 Ellen Petry Leanse, “Google and Apple alum says using this one word can damage your credibility,” Business Insider, June 25, 2015. http://www.businessinsider.com/former-google-exec-says-this-word-can-damage-your-credibility-2015-6
 Debbie Cameron, language: a feminist blog (blog), “Just Don’t Do It,” July 5, 2015. https://debuk.wordpress.com/2015/07/05/just-dont-do-it/
 Tracy Moore, “Google Exec: Women, Stop Saying ‘Just’ So Much, You Sound Like Children,” Jezebel, July 2, 2015.
 Alice Vincent, “Why the f*** shouldn’t women swear?” The Telegraph, November 4, 2014. http://www.telegraph.co.uk/women/womens-life/11207309/Why-the-f-shouldnt-women-swear-Lena-Dunham-nails-it.html
 Emanuella Grinberg, “Women, swearing and the workplace,” CNN, September 12, 2011.
 Alfred Hermida, “What makes a tweet believable?” BBC News Magazine, July 7, 2015. http://www.bbc.com/news/magazine-33365782
 Tod Perry, “Research Shows That People Who Use Profanity Are More Honest Than Those Who Don’t.” The Daily Good, January 16, 2017.
 Frederik Joelving, “Why the #$%! Do We Swear? For Pain Relief,” Scientific American, July 12, 2009. http://www.scientificamerican.com/article/why-do-we-swear/)
 “Swearing/Pain,” Discovery.com website, accessed July 7, 2015. [This link is no longer available.]
Piercarlo Valdesolo, “Is Swearing a Sign of a Limited Vocabulary?,” Scientific American, April 5, 2016, https://www.scientificamerican.com/article/is-swearing-a-sign-of-a-limited-vocabulary/
Excellent article. I think you hit the nail on the head (hope that language isn’t too strong!)
Thank you. 🙂
Great article, Karin. Women and the language they use or don’t use needs to be discussed more. There has been a bit of an uproar in our corner of LinkedIn, when a friend posted an article there which had f**king in the title and several other expletives in the text. It was absolutely authentically her voice, and not done for shock value. Many of the comments were positive, but there was a hardcore of objectors who I’m sure were affronted because it was written by a woman. Her account was suspended for 24hours but she’s now unapologetically and swearily back online. I wrote about it too. http://www.denisecowleeditorial.com/blog/expletive-deleted-how-far-do-you-go
I just went and took a look at your post (love it!!) and Cara’s post (hilarious!). Her post absolutely captures the pressure and, occasionally, chaos, of working at home while parenting. And then there’s this article, entitled “Artisanal Toast is Apparently a Fucking Thing Now,” which would not be the same without words like ferretbuggering.
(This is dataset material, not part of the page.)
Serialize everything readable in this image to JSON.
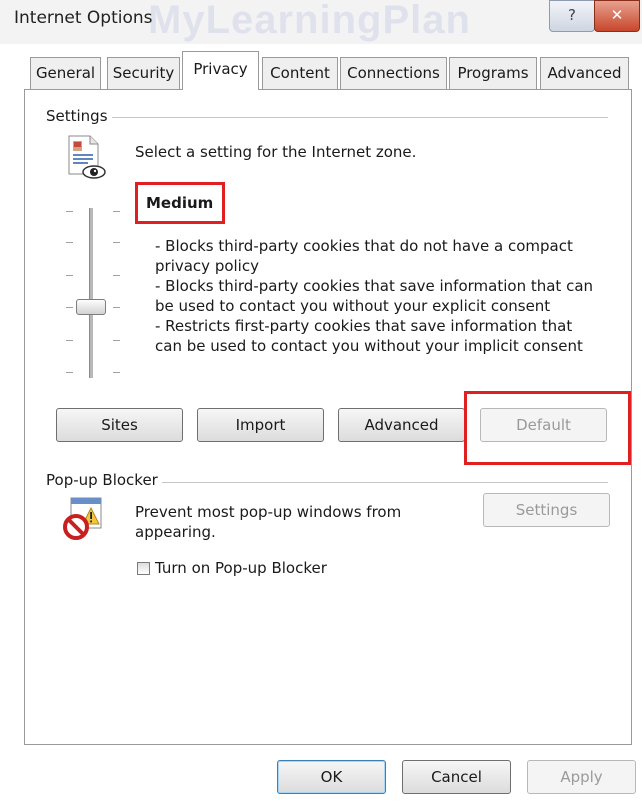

Did LinkedIn make Cara take it down?
Thanks, Karin. Cara’s account was suspended with no warning, possibly automatically triggered by too many people hitting the ‘report’ button. She’s had over 100k views and 1k comments, and a fair number would have done that. She contacted LinkedIn on every platform possible but only got templated replies. Then just as unexpectedly the account was reinstated. The story was picked up by local news and the article was published by HuffPo, so LI probably didn’t want negative publicity.
And now I’m off to check out the article which uses ‘ferretbuggering’. Sounds excellent!
Along with “just,” I’ve been trying to eliminate “I think” and “I feel” from my emails (or at least carefully considering their use). I am generally direct in my communications but I know I use those phrases to tone down the directness, making it easier for the recipient to dismiss my statements as mere opinions. I still love to swear, though! Good article.
Apt and smart article, Karin! You’ve articulated what I have thought.